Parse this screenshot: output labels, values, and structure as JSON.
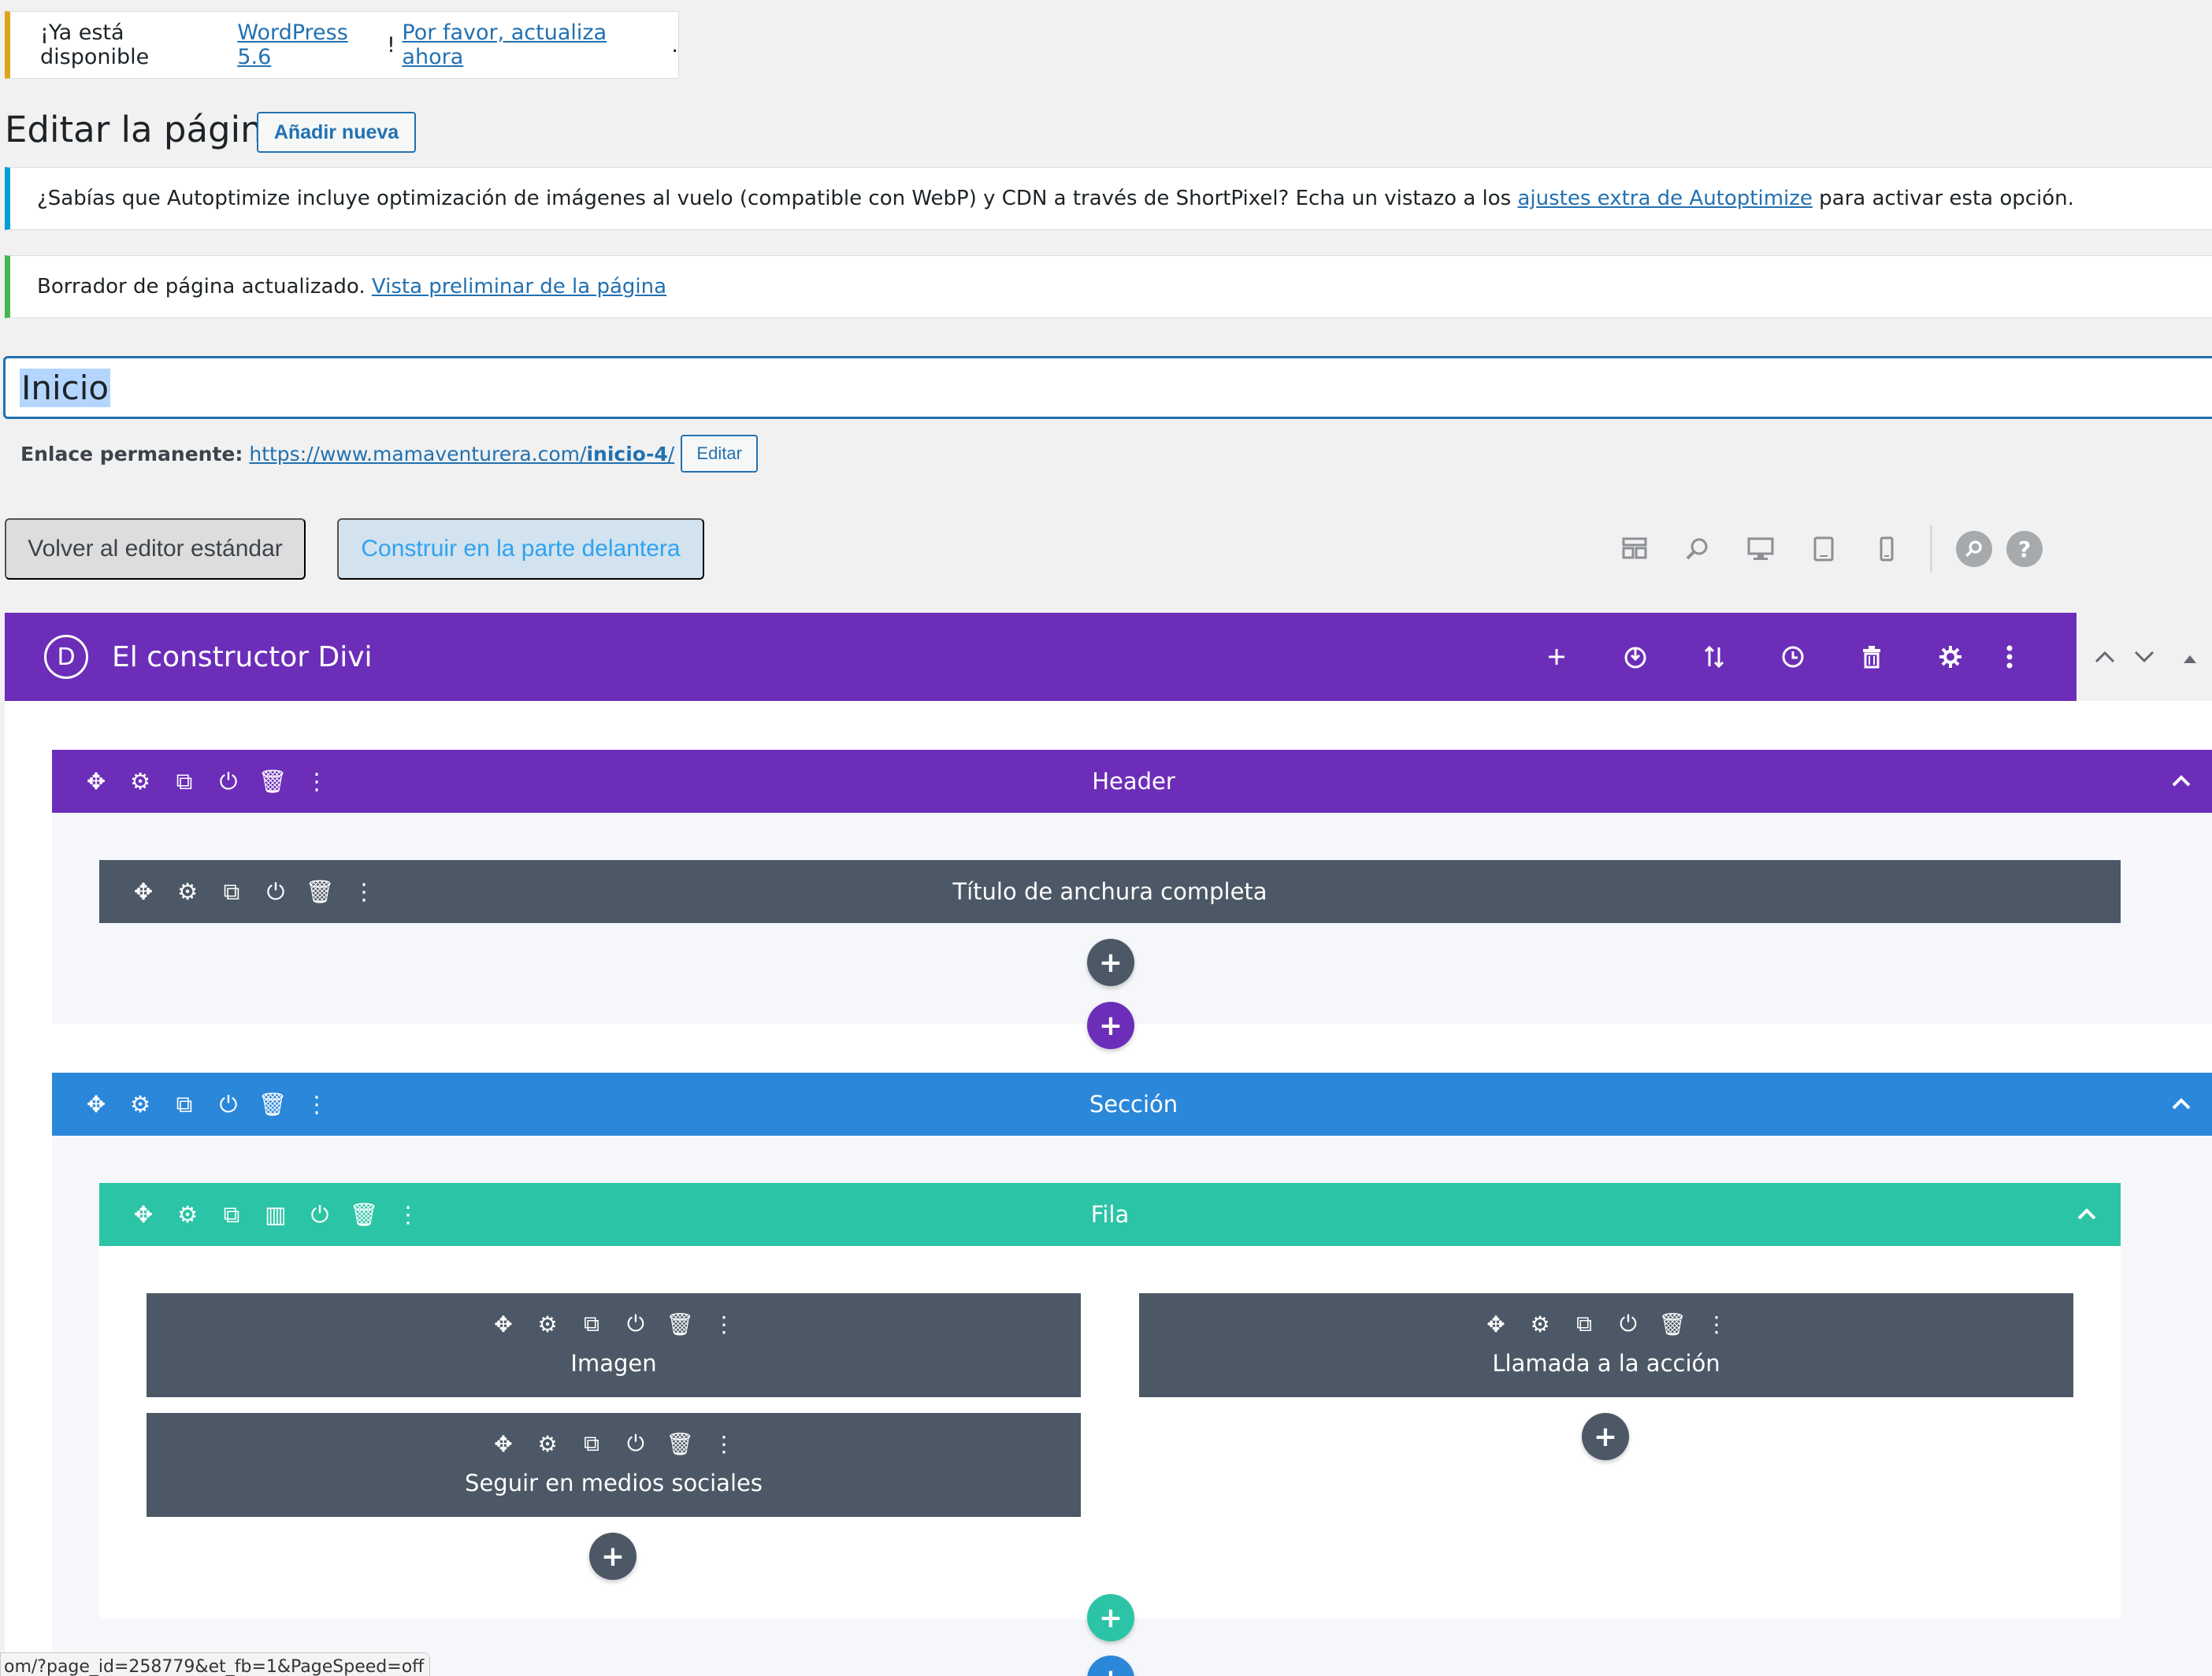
{
  "update_notice": {
    "prefix": "¡Ya está disponible ",
    "version_link": "WordPress 5.6",
    "exclaim": "! ",
    "update_link": "Por favor, actualiza ahora",
    "suffix": "."
  },
  "page": {
    "title": "Editar la página",
    "add_new": "Añadir nueva"
  },
  "autoptimize_notice": {
    "text": "¿Sabías que Autoptimize incluye optimización de imágenes al vuelo (compatible con WebP) y CDN a través de ShortPixel? Echa un vistazo a los ",
    "link": "ajustes extra de Autoptimize",
    "suffix": " para activar esta opción."
  },
  "draft_notice": {
    "text": "Borrador de página actualizado. ",
    "link": "Vista preliminar de la página"
  },
  "post_title": "Inicio",
  "permalink": {
    "label": "Enlace permanente:",
    "url_base": "https://www.mamaventurera.com/",
    "slug": "inicio-4",
    "url_end": "/",
    "edit": "Editar"
  },
  "editor_buttons": {
    "standard": "Volver al editor estándar",
    "front": "Construir en la parte delantera"
  },
  "divi": {
    "logo": "D",
    "title": "El constructor Divi"
  },
  "builder": {
    "header_section": "Header",
    "fullwidth_module": "Título de anchura completa",
    "section": "Sección",
    "row": "Fila",
    "modules": {
      "image": "Imagen",
      "cta": "Llamada a la acción",
      "social": "Seguir en medios sociales"
    }
  },
  "status_url": "om/?page_id=258779&et_fb=1&PageSpeed=off",
  "colors": {
    "divi_purple": "#6c2eb9",
    "section_blue": "#2b87da",
    "row_teal": "#2cc4a6",
    "module_gray": "#4c5866",
    "link_blue": "#2271b1"
  }
}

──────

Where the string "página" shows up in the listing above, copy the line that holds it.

▶ Reply:
    "title": "Editar la página",
    "text": "Borrador de página actualizado. ",
    "link": "Vista preliminar de la página"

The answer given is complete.